“(PrimeSafe chief executive) Brian Casey said to me we could take them to the highest court of Australia and it would only make them look good,” Mr Giles said, who subsequently felt he had no choice but to relinquish the operation’s slaughtering licence.
It’s a decision he regrets to this day.
“I should have taken legal people into that meeting with us, but we were so shocked at the time – we are butchers, not lawyers, we were not up with our legal rights,” Mr Giles said.
In September last year, three Giles Abattoir employees escaped conviction after a Latrobe Valley Magistrate found although killing methods at the abattoir had in fact breached the Prevention of Cruelty to Animals Act, they were not deliberate acts of cruelty.
The sledgehammer execution failed a court mention as it was deemed an appropriate killing technique by the Department of Primary Industries, which this week dropped outstanding charges against Mr Giles and the abattoir’s former quality assurance officer without explanation.
The decision has astounded and confused the Giles family and the former abattoir workforce.
“Your guess as is good as mine as to why they have dropped it only now, I’ve really got no idea why – it’s a shame because the others workers couldn’t afford legal representation to hang on as long as we did, their charges would’ve been dropped too,” Mr Giles said.
For lifetime on-and-off-again abattoir boner Terry Comber, who said he had clocked up 20 years of working time with the company, Monday’s news kicked dirt into the eyes of a big part of Trafalgar’s working community.
“This has been an absolute travesty of justice – their family name, which has worked on this abattoir for 60 years and was widely respected, has been absolutely trashed,” Mr Comber said.
“PrimeSafe went in there aggressively as a spur of moment thing without any consultation – it was a complete knee jerk reaction – but these (killing) methods were techniques they had controlled themselves – they had signed off on those practices four times a year,” Mr Comber said, referring to quarterly inspections made at Victorian abattoirs by qualified inspection officers.
“It’s just been tragic for everyone involved and some of us workers laid off are still on the dole.”
Looking back over the past 17 months, Mr Giles said he struggled to comprehend how things went so badly wrong.
“It’s just so hard to understand – if (PrimeSafe) was a responsible regulator, we should have been helped and retrained, and not just squashed straight out of the way like that – we thought we were doing everything by the book,” Mr Giles said.

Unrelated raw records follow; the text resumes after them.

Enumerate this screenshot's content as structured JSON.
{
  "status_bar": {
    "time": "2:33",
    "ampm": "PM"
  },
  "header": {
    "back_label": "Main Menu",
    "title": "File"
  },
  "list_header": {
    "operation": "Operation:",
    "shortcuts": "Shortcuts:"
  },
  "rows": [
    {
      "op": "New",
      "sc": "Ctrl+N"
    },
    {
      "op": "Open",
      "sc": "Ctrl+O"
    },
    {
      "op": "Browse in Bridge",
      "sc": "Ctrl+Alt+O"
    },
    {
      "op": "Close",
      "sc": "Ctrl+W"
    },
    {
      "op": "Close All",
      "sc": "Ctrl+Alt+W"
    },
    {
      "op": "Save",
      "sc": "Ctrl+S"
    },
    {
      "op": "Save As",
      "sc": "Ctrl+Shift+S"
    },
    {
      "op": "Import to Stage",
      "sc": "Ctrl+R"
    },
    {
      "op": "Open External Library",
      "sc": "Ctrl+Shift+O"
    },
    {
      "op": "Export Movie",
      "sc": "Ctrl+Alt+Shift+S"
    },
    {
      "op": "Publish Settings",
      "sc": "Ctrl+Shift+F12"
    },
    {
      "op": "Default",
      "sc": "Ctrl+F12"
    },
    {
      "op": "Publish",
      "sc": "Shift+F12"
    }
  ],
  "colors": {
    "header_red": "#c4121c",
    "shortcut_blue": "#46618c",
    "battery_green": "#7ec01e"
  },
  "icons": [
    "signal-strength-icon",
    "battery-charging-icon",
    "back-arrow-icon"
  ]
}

He said the ordeal had taken a big toll on the network of family and employees involved in the operation, especially co-owner and brother Ray Giles, who reportedly fell into depression after the closure, and suffered a stroke on Christmas Day last year.
“The support and feedback from the community has been terrific, but we’ll never get over it – this has just ripped the life out of us and they can never replace that,” he said.